Segment Start: Information given

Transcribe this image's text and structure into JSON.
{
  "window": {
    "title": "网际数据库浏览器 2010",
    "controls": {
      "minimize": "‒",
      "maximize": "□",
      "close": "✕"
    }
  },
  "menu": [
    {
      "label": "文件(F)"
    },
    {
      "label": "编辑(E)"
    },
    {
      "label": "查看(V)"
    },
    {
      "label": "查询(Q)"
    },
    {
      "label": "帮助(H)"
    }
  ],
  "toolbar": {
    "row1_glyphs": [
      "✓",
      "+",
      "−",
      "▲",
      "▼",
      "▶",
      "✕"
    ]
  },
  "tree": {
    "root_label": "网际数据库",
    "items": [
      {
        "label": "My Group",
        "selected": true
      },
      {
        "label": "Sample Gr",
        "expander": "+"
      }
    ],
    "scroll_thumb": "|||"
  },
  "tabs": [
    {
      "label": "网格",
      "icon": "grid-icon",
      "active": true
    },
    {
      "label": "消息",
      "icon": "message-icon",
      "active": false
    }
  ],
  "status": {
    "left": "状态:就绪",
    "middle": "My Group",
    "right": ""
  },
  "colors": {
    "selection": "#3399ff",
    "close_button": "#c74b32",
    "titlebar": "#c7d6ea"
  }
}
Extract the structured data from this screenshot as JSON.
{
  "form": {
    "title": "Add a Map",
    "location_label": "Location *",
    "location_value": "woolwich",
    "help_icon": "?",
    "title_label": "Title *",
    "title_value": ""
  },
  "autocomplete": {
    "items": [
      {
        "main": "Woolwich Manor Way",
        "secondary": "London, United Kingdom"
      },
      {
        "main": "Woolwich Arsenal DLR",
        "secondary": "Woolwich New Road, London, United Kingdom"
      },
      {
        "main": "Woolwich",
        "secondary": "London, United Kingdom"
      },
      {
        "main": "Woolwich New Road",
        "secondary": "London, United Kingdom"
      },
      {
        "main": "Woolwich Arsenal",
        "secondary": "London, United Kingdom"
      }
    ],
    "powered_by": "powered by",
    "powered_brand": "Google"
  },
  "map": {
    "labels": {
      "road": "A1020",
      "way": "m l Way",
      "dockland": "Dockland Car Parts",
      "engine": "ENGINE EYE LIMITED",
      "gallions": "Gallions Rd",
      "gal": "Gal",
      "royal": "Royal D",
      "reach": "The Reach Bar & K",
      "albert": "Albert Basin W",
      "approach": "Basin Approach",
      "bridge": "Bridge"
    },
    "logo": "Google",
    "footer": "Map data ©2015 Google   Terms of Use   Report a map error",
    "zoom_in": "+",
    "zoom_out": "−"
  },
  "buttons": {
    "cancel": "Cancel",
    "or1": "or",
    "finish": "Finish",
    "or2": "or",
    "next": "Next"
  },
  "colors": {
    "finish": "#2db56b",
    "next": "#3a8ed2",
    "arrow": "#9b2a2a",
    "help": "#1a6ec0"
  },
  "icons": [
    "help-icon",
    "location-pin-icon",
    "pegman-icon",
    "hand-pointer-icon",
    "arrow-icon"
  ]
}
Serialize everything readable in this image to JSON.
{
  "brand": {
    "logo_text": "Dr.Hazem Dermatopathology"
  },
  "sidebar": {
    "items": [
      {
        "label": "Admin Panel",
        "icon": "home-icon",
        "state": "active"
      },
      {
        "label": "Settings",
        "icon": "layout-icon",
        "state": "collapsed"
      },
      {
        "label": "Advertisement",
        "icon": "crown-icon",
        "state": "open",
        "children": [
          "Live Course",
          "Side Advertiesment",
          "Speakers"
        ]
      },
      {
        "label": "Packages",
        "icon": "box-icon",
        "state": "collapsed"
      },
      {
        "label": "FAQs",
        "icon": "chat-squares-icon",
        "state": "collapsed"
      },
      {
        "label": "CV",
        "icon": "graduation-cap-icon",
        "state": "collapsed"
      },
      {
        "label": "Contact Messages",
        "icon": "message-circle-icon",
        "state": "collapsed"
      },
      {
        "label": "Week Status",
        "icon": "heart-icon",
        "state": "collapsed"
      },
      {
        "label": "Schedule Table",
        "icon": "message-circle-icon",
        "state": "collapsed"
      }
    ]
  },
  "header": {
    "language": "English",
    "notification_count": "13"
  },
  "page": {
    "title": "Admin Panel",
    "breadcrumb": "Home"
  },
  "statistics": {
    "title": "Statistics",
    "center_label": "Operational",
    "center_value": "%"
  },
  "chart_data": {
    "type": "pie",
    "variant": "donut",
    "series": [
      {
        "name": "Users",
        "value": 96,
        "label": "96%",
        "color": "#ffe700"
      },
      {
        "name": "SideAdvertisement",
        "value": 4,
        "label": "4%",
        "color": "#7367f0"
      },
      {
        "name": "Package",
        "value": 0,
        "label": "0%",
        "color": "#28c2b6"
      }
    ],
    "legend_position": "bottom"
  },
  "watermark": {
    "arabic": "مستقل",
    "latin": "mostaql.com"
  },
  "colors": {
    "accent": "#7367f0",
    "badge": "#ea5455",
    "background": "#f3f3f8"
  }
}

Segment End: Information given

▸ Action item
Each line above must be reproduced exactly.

▸ Exercise output
Transcribe this image's text and structure into JSON.
{
  "window": {
    "title": "网际数据库浏览器 2010",
    "controls": {
      "minimize": "‒",
      "maximize": "□",
      "close": "✕"
    }
  },
  "menu": [
    {
      "label": "文件(F)"
    },
    {
      "label": "编辑(E)"
    },
    {
      "label": "查看(V)"
    },
    {
      "label": "查询(Q)"
    },
    {
      "label": "帮助(H)"
    }
  ],
  "toolbar": {
    "row1_glyphs": [
      "✓",
      "+",
      "−",
      "▲",
      "▼",
      "▶",
      "✕"
    ]
  },
  "tree": {
    "root_label": "网际数据库",
    "items": [
      {
        "label": "My Group",
        "selected": true
      },
      {
        "label": "Sample Gr",
        "expander": "+"
      }
    ],
    "scroll_thumb": "|||"
  },
  "tabs": [
    {
      "label": "网格",
      "icon": "grid-icon",
      "active": true
    },
    {
      "label": "消息",
      "icon": "message-icon",
      "active": false
    }
  ],
  "status": {
    "left": "状态:就绪",
    "middle": "My Group",
    "right": ""
  },
  "colors": {
    "selection": "#3399ff",
    "close_button": "#c74b32",
    "titlebar": "#c7d6ea"
  }
}
Extract the structured data from this screenshot as JSON.
{
  "form": {
    "title": "Add a Map",
    "location_label": "Location *",
    "location_value": "woolwich",
    "help_icon": "?",
    "title_label": "Title *",
    "title_value": ""
  },
  "autocomplete": {
    "items": [
      {
        "main": "Woolwich Manor Way",
        "secondary": "London, United Kingdom"
      },
      {
        "main": "Woolwich Arsenal DLR",
        "secondary": "Woolwich New Road, London, United Kingdom"
      },
      {
        "main": "Woolwich",
        "secondary": "London, United Kingdom"
      },
      {
        "main": "Woolwich New Road",
        "secondary": "London, United Kingdom"
      },
      {
        "main": "Woolwich Arsenal",
        "secondary": "London, United Kingdom"
      }
    ],
    "powered_by": "powered by",
    "powered_brand": "Google"
  },
  "map": {
    "labels": {
      "road": "A1020",
      "way": "m l Way",
      "dockland": "Dockland Car Parts",
      "engine": "ENGINE EYE LIMITED",
      "gallions": "Gallions Rd",
      "gal": "Gal",
      "royal": "Royal D",
      "reach": "The Reach Bar & K",
      "albert": "Albert Basin W",
      "approach": "Basin Approach",
      "bridge": "Bridge"
    },
    "logo": "Google",
    "footer": "Map data ©2015 Google   Terms of Use   Report a map error",
    "zoom_in": "+",
    "zoom_out": "−"
  },
  "buttons": {
    "cancel": "Cancel",
    "or1": "or",
    "finish": "Finish",
    "or2": "or",
    "next": "Next"
  },
  "colors": {
    "finish": "#2db56b",
    "next": "#3a8ed2",
    "arrow": "#9b2a2a",
    "help": "#1a6ec0"
  },
  "icons": [
    "help-icon",
    "location-pin-icon",
    "pegman-icon",
    "hand-pointer-icon",
    "arrow-icon"
  ]
}
Serialize everything readable in this image to JSON.
{
  "brand": {
    "logo_text": "Dr.Hazem Dermatopathology"
  },
  "sidebar": {
    "items": [
      {
        "label": "Admin Panel",
        "icon": "home-icon",
        "state": "active"
      },
      {
        "label": "Settings",
        "icon": "layout-icon",
        "state": "collapsed"
      },
      {
        "label": "Advertisement",
        "icon": "crown-icon",
        "state": "open",
        "children": [
          "Live Course",
          "Side Advertiesment",
          "Speakers"
        ]
      },
      {
        "label": "Packages",
        "icon": "box-icon",
        "state": "collapsed"
      },
      {
        "label": "FAQs",
        "icon": "chat-squares-icon",
        "state": "collapsed"
      },
      {
        "label": "CV",
        "icon": "graduation-cap-icon",
        "state": "collapsed"
      },
      {
        "label": "Contact Messages",
        "icon": "message-circle-icon",
        "state": "collapsed"
      },
      {
        "label": "Week Status",
        "icon": "heart-icon",
        "state": "collapsed"
      },
      {
        "label": "Schedule Table",
        "icon": "message-circle-icon",
        "state": "collapsed"
      }
    ]
  },
  "header": {
    "language": "English",
    "notification_count": "13"
  },
  "page": {
    "title": "Admin Panel",
    "breadcrumb": "Home"
  },
  "statistics": {
    "title": "Statistics",
    "center_label": "Operational",
    "center_value": "%"
  },
  "chart_data": {
    "type": "pie",
    "variant": "donut",
    "series": [
      {
        "name": "Users",
        "value": 96,
        "label": "96%",
        "color": "#ffe700"
      },
      {
        "name": "SideAdvertisement",
        "value": 4,
        "label": "4%",
        "color": "#7367f0"
      },
      {
        "name": "Package",
        "value": 0,
        "label": "0%",
        "color": "#28c2b6"
      }
    ],
    "legend_position": "bottom"
  },
  "watermark": {
    "arabic": "مستقل",
    "latin": "mostaql.com"
  },
  "colors": {
    "accent": "#7367f0",
    "badge": "#ea5455",
    "background": "#f3f3f8"
  }
}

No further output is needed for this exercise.